The authors call out The HSUS for letting a “cats indoors” pledge expire on our website as though it signals some nefarious intent—when in fact this pledge was allowed to expire because it hadn’t gotten much attention and because The HSUS has been focused on proactive solutions for owned cats, like catios that allow indoor cats to get fresh air and outdoor enrichment. A quick look at many of our other cat pages would show that we’re just as clear as Marra and Santella that keeping owned cats indoors is critical. And it’s happening: The American Pet Products Association surveys show an increase in owned cats being kept indoors from approximately 20 percent in the 1970s to around 65 percent as of 2012.
The authors are supremely confident that “the general public is blissfully unaware of the issue of free-roaming cats.” Really? Survey after survey have shown that the public favors non-lethal strategies to address this issue, an approach that’s out of line with the authors’ view.

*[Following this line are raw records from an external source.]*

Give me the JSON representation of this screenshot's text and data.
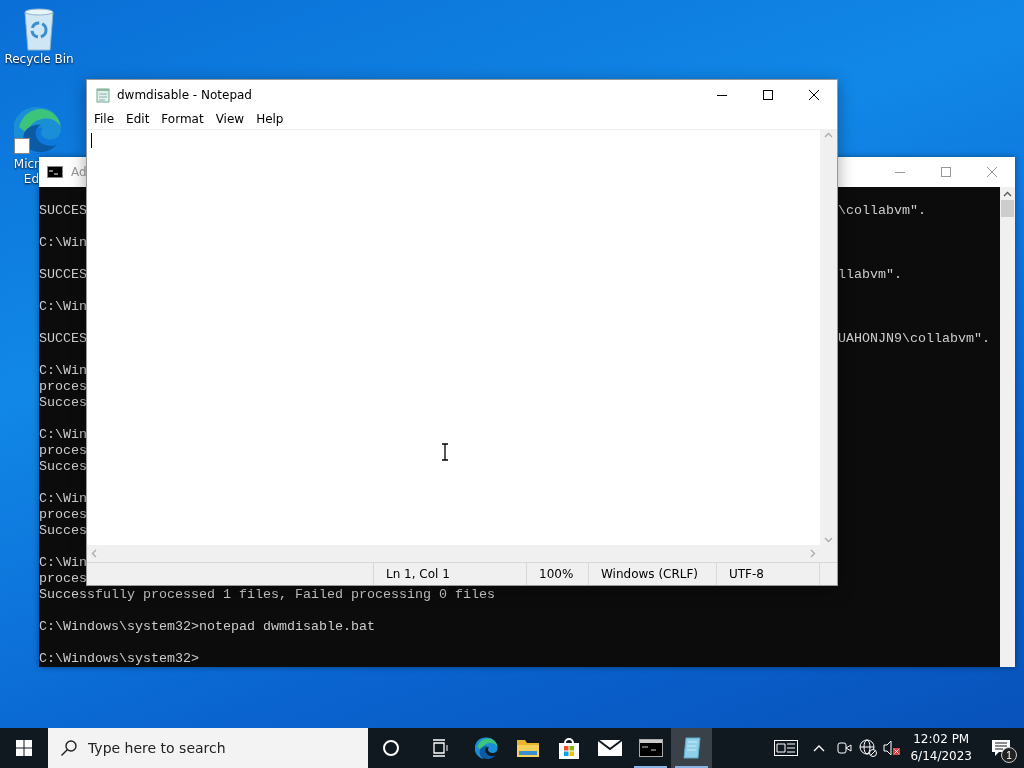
{
  "desktop": {
    "icons": [
      {
        "kind": "recycle-bin",
        "label_lines": [
          "Recycle Bin"
        ]
      },
      {
        "kind": "edge",
        "label_lines": [
          "Micr",
          "Ed"
        ]
      }
    ]
  },
  "console": {
    "title": "Ad",
    "lines": [
      {
        "kind": "text",
        "left": "SUCCES",
        "right": "\\collabvm\"."
      },
      {
        "kind": "blank"
      },
      {
        "kind": "text",
        "left": "C:\\Win"
      },
      {
        "kind": "blank"
      },
      {
        "kind": "text",
        "left": "SUCCES",
        "right": "llabvm\"."
      },
      {
        "kind": "blank"
      },
      {
        "kind": "text",
        "left": "C:\\Win"
      },
      {
        "kind": "blank"
      },
      {
        "kind": "text",
        "left": "SUCCES",
        "right": "UAHONJN9\\collabvm\"."
      },
      {
        "kind": "blank"
      },
      {
        "kind": "text",
        "left": "C:\\Win"
      },
      {
        "kind": "text",
        "left": "proces"
      },
      {
        "kind": "text",
        "left": "Succes"
      },
      {
        "kind": "blank"
      },
      {
        "kind": "text",
        "left": "C:\\Win"
      },
      {
        "kind": "text",
        "left": "proces"
      },
      {
        "kind": "text",
        "left": "Succes"
      },
      {
        "kind": "blank"
      },
      {
        "kind": "text",
        "left": "C:\\Win"
      },
      {
        "kind": "text",
        "left": "proces"
      },
      {
        "kind": "text",
        "left": "Succes"
      },
      {
        "kind": "blank"
      },
      {
        "kind": "text",
        "left": "C:\\Win"
      },
      {
        "kind": "text",
        "left": "proces"
      },
      {
        "kind": "text",
        "left": "Successfully processed 1 files, Failed processing 0 files"
      },
      {
        "kind": "blank"
      },
      {
        "kind": "text",
        "left": "C:\\Windows\\system32>notepad dwmdisable.bat"
      },
      {
        "kind": "blank"
      },
      {
        "kind": "text",
        "left": "C:\\Windows\\system32>"
      }
    ]
  },
  "notepad": {
    "title": "dwmdisable - Notepad",
    "menu": [
      "File",
      "Edit",
      "Format",
      "View",
      "Help"
    ],
    "status": [
      "Ln 1, Col 1",
      "100%",
      "Windows (CRLF)",
      "UTF-8"
    ]
  },
  "taskbar": {
    "search": {
      "placeholder": "Type here to search"
    },
    "apps": [
      {
        "kind": "edge",
        "running": false,
        "active": false
      },
      {
        "kind": "explorer",
        "running": false,
        "active": false
      },
      {
        "kind": "store",
        "running": false,
        "active": false
      },
      {
        "kind": "mail",
        "running": false,
        "active": false
      },
      {
        "kind": "console",
        "running": true,
        "active": false
      },
      {
        "kind": "notepad",
        "running": true,
        "active": true
      }
    ],
    "clock": {
      "time": "12:02 PM",
      "date": "6/14/2023"
    },
    "notifications": {
      "badge": "1"
    }
  }
}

The authors are abetted by Princeton University Press in their repeated dismissals of the humane viewpoint, as the publisher states, “a small but vocal minority of cat advocates has campaigned successfully for no action in much the same way that special interest groups have stymied attempts to curtail smoking and climate change.” Suggesting a commonality between Big Tobacco, climate change deniers and advocates who simply don’t want to see millions of cats needlessly killed when there are better options—well, that’s a false correlation of the sort that leaves one breathless.
The book gives inordinately low estimates for the number of people who feed unowned cats, the number of groups that practice TNR, and the number of municipalities and counties that have endorsed the non-lethal strategy. This book and so many other anti-TNR proponents are either ignorant or in denial about the army of caregivers and advocates working to help cats in their communities. That, combined with the truly shocking calls for people to do pretty much anything to get rid of cats should be a strong wake-up call for all of us to rise up and demand attention.
We should not sit back and let this latest call for a “Cat War” stand. There is no “war.” Rather, there is common ground, where the majority of us stand ready to apply ourselves in the most effective ways possible. This means hard work, I know. But if there is any apt descriptor for all of you, it is surely “hard-working”. Let’s not shy away from this issue. We want cats protected, wildlife protected and people protected, and we have the know-how, the public support and the resources to do it. Let the fringe voices be exactly what they are; out of touch and out of step with our humane society.